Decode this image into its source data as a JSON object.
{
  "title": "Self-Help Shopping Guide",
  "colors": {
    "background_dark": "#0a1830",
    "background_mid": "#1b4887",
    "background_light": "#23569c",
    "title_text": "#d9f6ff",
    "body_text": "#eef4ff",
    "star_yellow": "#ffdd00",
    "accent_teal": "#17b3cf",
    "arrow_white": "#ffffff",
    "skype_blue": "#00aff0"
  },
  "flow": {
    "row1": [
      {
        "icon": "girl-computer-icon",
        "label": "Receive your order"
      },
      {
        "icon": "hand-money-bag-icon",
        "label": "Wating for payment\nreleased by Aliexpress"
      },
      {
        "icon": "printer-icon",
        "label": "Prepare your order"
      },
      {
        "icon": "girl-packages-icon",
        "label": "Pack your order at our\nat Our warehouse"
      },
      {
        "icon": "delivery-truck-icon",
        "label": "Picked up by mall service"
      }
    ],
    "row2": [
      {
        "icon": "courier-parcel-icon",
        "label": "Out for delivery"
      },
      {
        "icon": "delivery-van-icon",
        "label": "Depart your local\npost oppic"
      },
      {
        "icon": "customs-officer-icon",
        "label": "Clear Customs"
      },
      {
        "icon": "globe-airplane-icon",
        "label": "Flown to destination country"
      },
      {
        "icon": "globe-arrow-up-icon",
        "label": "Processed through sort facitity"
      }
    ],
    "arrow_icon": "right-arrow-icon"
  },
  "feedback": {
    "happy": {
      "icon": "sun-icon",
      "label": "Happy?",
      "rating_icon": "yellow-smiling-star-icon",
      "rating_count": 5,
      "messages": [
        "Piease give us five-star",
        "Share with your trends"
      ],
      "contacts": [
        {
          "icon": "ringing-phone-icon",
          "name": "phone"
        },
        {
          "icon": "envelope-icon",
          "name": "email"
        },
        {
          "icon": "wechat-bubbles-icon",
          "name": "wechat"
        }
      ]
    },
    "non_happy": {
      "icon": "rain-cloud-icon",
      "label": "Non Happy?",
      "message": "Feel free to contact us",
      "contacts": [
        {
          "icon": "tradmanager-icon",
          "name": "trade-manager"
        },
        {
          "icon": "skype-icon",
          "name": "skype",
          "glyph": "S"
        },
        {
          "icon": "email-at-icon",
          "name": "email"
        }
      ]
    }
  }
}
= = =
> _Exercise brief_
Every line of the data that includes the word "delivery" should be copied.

> _Solution to this task_
        "icon": "delivery-truck-icon",
        "label": "Out for delivery"
        "icon": "delivery-van-icon",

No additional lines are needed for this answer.